Stevens Point is a wonderful place; if you disagree with me, I challenge you to leave for a while, and then come back. And if you still think I’m wrong, then I further challenge you to make it better.

I realize, of course, it’s easy for a 73 year old woman to tell a room full of mostly young people to pack their bags for exotic, foreign adventures. It’s not always cheap; I also recognize it’s often difficult to find the time to take a meaningful trip.

But here’s the good news, and it relates to my second point: you can get many of the benefits of travel without ever leaving Portage County, so long as you never stop growing.

Here’s what I mean. Before and including today, every single one of you has probably been lectured to by older people in your lives. (Perhaps even an English teacher!) And, maybe they acted as though they had a lot of the answers.

I’m going to let you in on a secret: they didn’t. I certainly don’t.

So what’s the impact of this revelation? It means that the point of life–the point of living–is for you to ask questions. And for you to come up with the answers to those questions that work for you. Traveling certainly can prompt those questions, but so can reading, listening, talking to one another, and learning.

We’re all so interconnected now that you can follow the news from halfway around the world from your living room in the greater Junction City area.

It’s your obligation to stay informed, to challenge your own beliefs and, throughout the course of your life and at any age, to improve yourself.

For example, I’m sure some of you have heard of Betty Sweeney from Plover who, in 2011 and at age 71, held a plank position for over 36 minutes. At the time, that set a new Guinness World Record . . . maybe someone in this room will go on to break that!

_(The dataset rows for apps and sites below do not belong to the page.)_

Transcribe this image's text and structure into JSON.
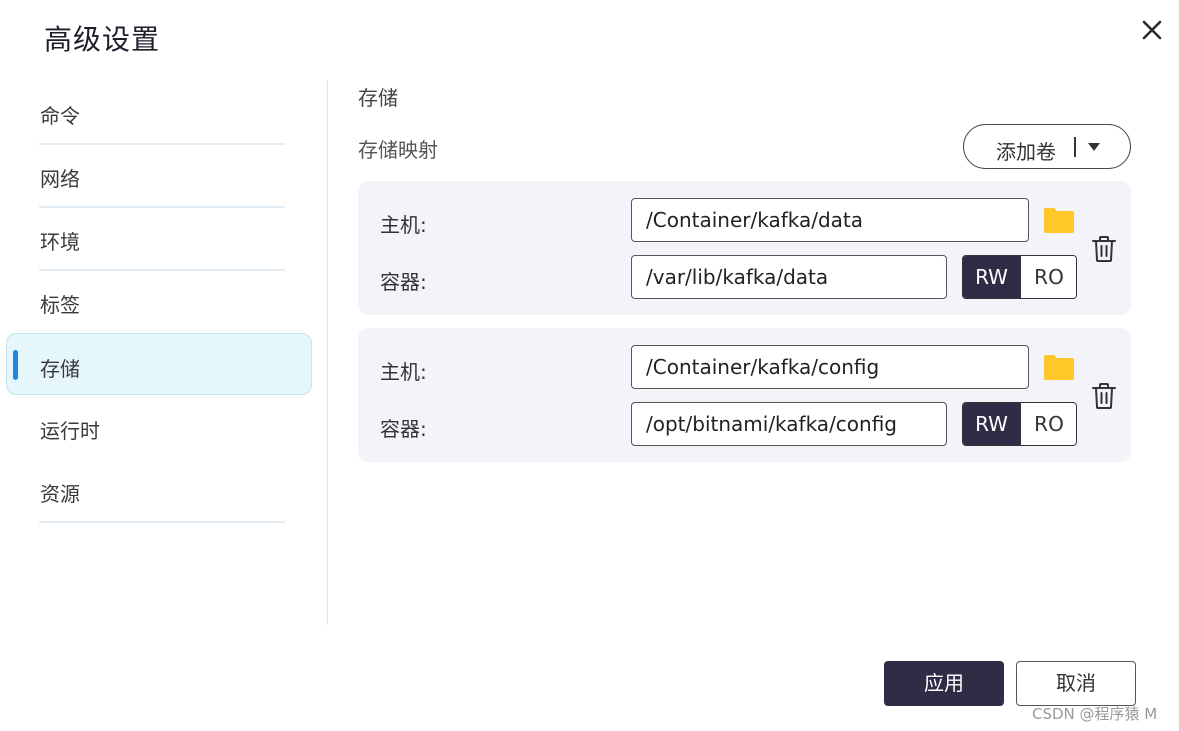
{
  "dialog": {
    "title": "高级设置",
    "close_icon": "close-icon"
  },
  "sidebar": {
    "items": [
      {
        "label": "命令",
        "active": false
      },
      {
        "label": "网络",
        "active": false
      },
      {
        "label": "环境",
        "active": false
      },
      {
        "label": "标签",
        "active": false
      },
      {
        "label": "存储",
        "active": true
      },
      {
        "label": "运行时",
        "active": false
      },
      {
        "label": "资源",
        "active": false
      }
    ],
    "active_color": "#1e88e5"
  },
  "main": {
    "section_title": "存储",
    "subsection_title": "存储映射",
    "add_volume_label": "添加卷",
    "mappings": [
      {
        "host_label": "主机:",
        "host_path": "/Container/kafka/data",
        "container_label": "容器:",
        "container_path": "/var/lib/kafka/data",
        "mode_options": [
          "RW",
          "RO"
        ],
        "selected_mode": "RW"
      },
      {
        "host_label": "主机:",
        "host_path": "/Container/kafka/config",
        "container_label": "容器:",
        "container_path": "/opt/bitnami/kafka/config",
        "mode_options": [
          "RW",
          "RO"
        ],
        "selected_mode": "RW"
      }
    ]
  },
  "footer": {
    "apply_label": "应用",
    "cancel_label": "取消"
  },
  "watermark": "CSDN @程序猿 M",
  "colors": {
    "primary": "#2f2d45",
    "folder": "#ffc727",
    "card_bg": "#f3f4f9",
    "active_item_bg": "#e6f6fd"
  }
}
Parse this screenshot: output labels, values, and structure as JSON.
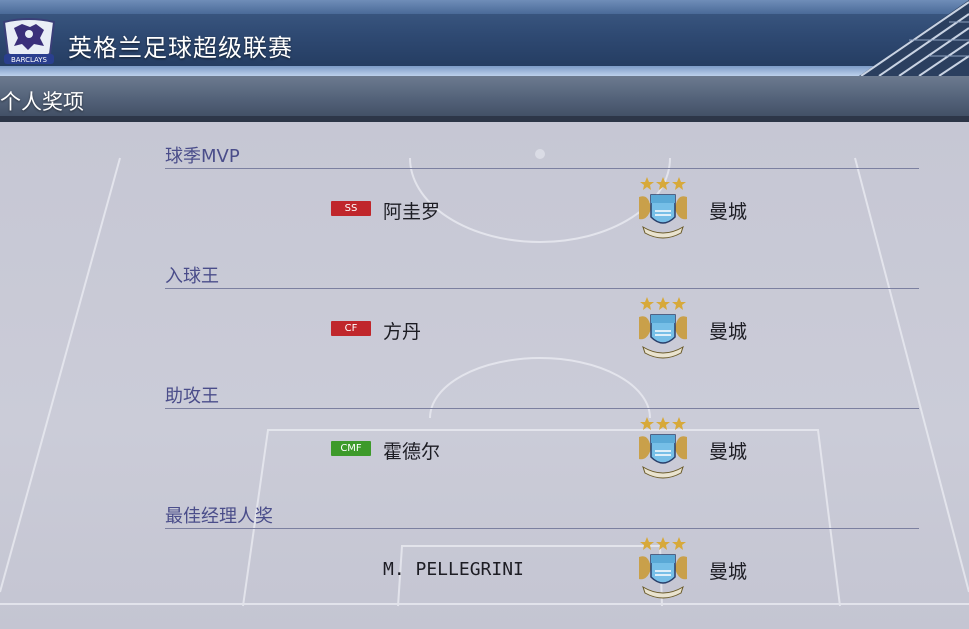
{
  "header": {
    "title": "英格兰足球超级联赛",
    "logo_text": "BARCLAYS"
  },
  "subheader": {
    "title": "个人奖项"
  },
  "awards": [
    {
      "title": "球季MVP",
      "position": "SS",
      "position_color": "#c0262b",
      "name": "阿圭罗",
      "club_icon": "manchester-city-crest",
      "club": "曼城"
    },
    {
      "title": "入球王",
      "position": "CF",
      "position_color": "#c0262b",
      "name": "方丹",
      "club_icon": "manchester-city-crest",
      "club": "曼城"
    },
    {
      "title": "助攻王",
      "position": "CMF",
      "position_color": "#3d9a2a",
      "name": "霍德尔",
      "club_icon": "manchester-city-crest",
      "club": "曼城"
    },
    {
      "title": "最佳经理人奖",
      "name": "M. PELLEGRINI",
      "club_icon": "manchester-city-crest",
      "club": "曼城"
    }
  ]
}
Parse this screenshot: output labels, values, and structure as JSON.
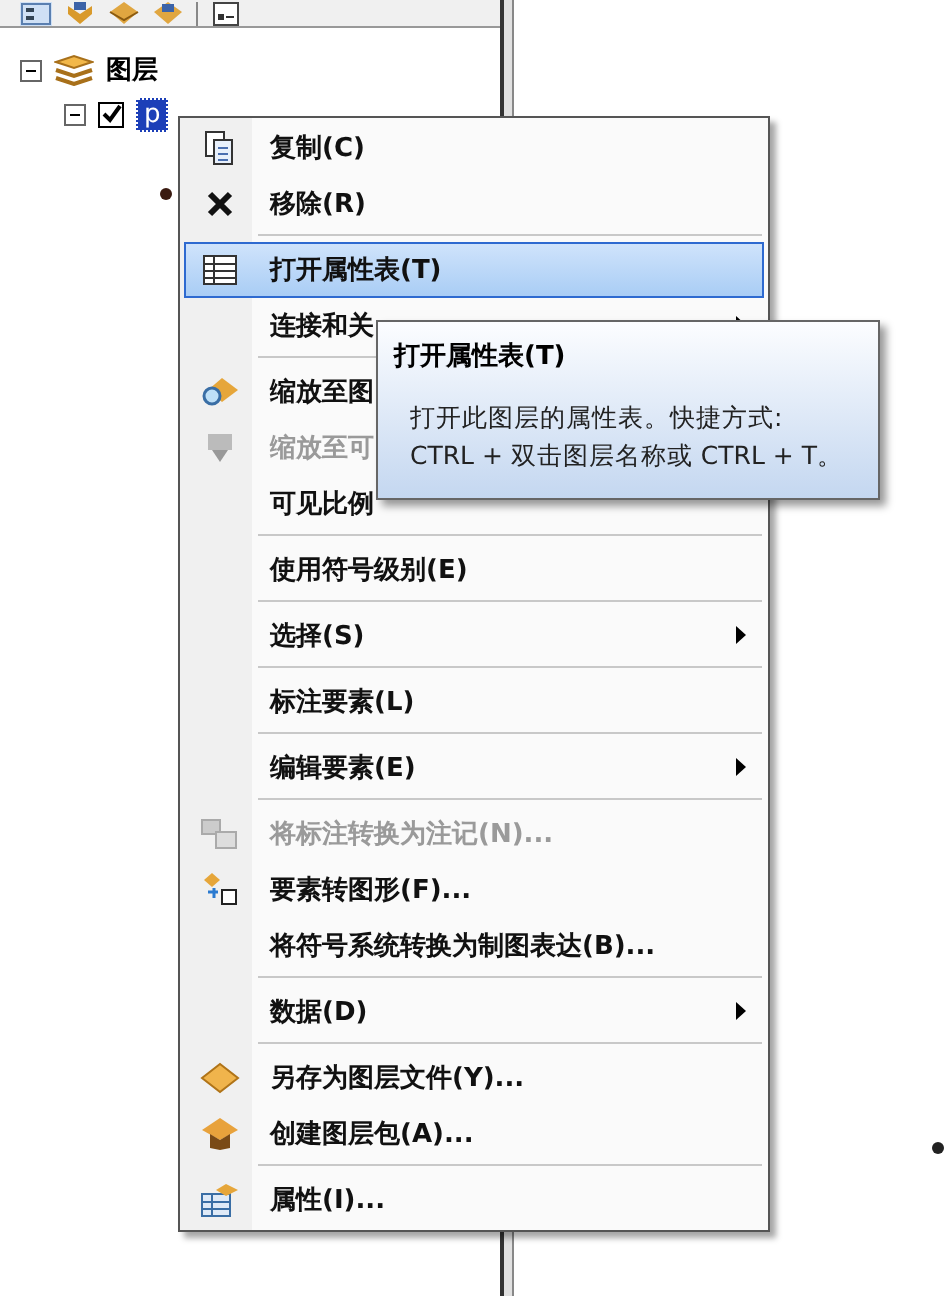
{
  "tree": {
    "label": "图层",
    "expanded": true,
    "children": [
      {
        "label": "p",
        "checked": true,
        "selected": true,
        "expanded": true
      }
    ]
  },
  "menu": {
    "items": [
      {
        "label": "复制(C)",
        "disabled": false,
        "selected": false,
        "submenu": false,
        "separator_after": false
      },
      {
        "label": "移除(R)",
        "disabled": false,
        "selected": false,
        "submenu": false,
        "separator_after": true
      },
      {
        "label": "打开属性表(T)",
        "disabled": false,
        "selected": true,
        "submenu": false,
        "separator_after": false
      },
      {
        "label": "连接和关",
        "disabled": false,
        "selected": false,
        "submenu": true,
        "separator_after": true
      },
      {
        "label": "缩放至图",
        "disabled": false,
        "selected": false,
        "separator_after": false
      },
      {
        "label": "缩放至可",
        "disabled": true,
        "selected": false,
        "separator_after": false
      },
      {
        "label": "可见比例",
        "disabled": false,
        "selected": false,
        "separator_after": true
      },
      {
        "label": "使用符号级别(E)",
        "disabled": false,
        "selected": false,
        "submenu": false,
        "separator_after": true
      },
      {
        "label": "选择(S)",
        "disabled": false,
        "selected": false,
        "submenu": true,
        "separator_after": true
      },
      {
        "label": "标注要素(L)",
        "disabled": false,
        "selected": false,
        "submenu": false,
        "separator_after": true
      },
      {
        "label": "编辑要素(E)",
        "disabled": false,
        "selected": false,
        "submenu": true,
        "separator_after": true
      },
      {
        "label": "将标注转换为注记(N)...",
        "disabled": true,
        "selected": false,
        "submenu": false,
        "separator_after": false
      },
      {
        "label": "要素转图形(F)...",
        "disabled": false,
        "selected": false,
        "submenu": false,
        "separator_after": false
      },
      {
        "label": "将符号系统转换为制图表达(B)...",
        "disabled": false,
        "selected": false,
        "submenu": false,
        "separator_after": true
      },
      {
        "label": "数据(D)",
        "disabled": false,
        "selected": false,
        "submenu": true,
        "separator_after": true
      },
      {
        "label": "另存为图层文件(Y)...",
        "disabled": false,
        "selected": false,
        "submenu": false,
        "separator_after": false
      },
      {
        "label": "创建图层包(A)...",
        "disabled": false,
        "selected": false,
        "submenu": false,
        "separator_after": true
      },
      {
        "label": "属性(I)...",
        "disabled": false,
        "selected": false,
        "submenu": false,
        "separator_after": false
      }
    ]
  },
  "tooltip": {
    "title": "打开属性表(T)",
    "text": "打开此图层的属性表。快捷方式: CTRL + 双击图层名称或 CTRL + T。"
  }
}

While you must never stop growing, when you accomplish something, acquire a new skill, or maybe even set a Guinness World Record, you should joyfully acknowledge your achievement, just as you have today. But this is just one of many celebrations on your journey through life.

Today you are a work-in-progress. Regardless of our age, we’re all works-in progress. Remember that you can always become better, and rejoice when you do.

I’ll leave you with this: there is no question our national conversations have become more strained recently. So do me a favor: when you encounter someone you disagree with, be respectful. Let kindness, the sort that reverberates throughout this community, be your default.

I’m going to repeat that: let kindness be your default.

And know that we need a variety of perspectives, from across an entire spectrum of opinions, to find solutions to our problems.

As graduates of Stevens Point Area Senior High School, you are equipped with the tools to make the world better than you found it. That’s both a privilege and a responsibility; I hope you’ll work hard to apply all that you have learned.

On behalf of your teachers, your family, and your friends, thank you for your hard work. We’re all so very proud of you.

Congratulations again, and safe travels.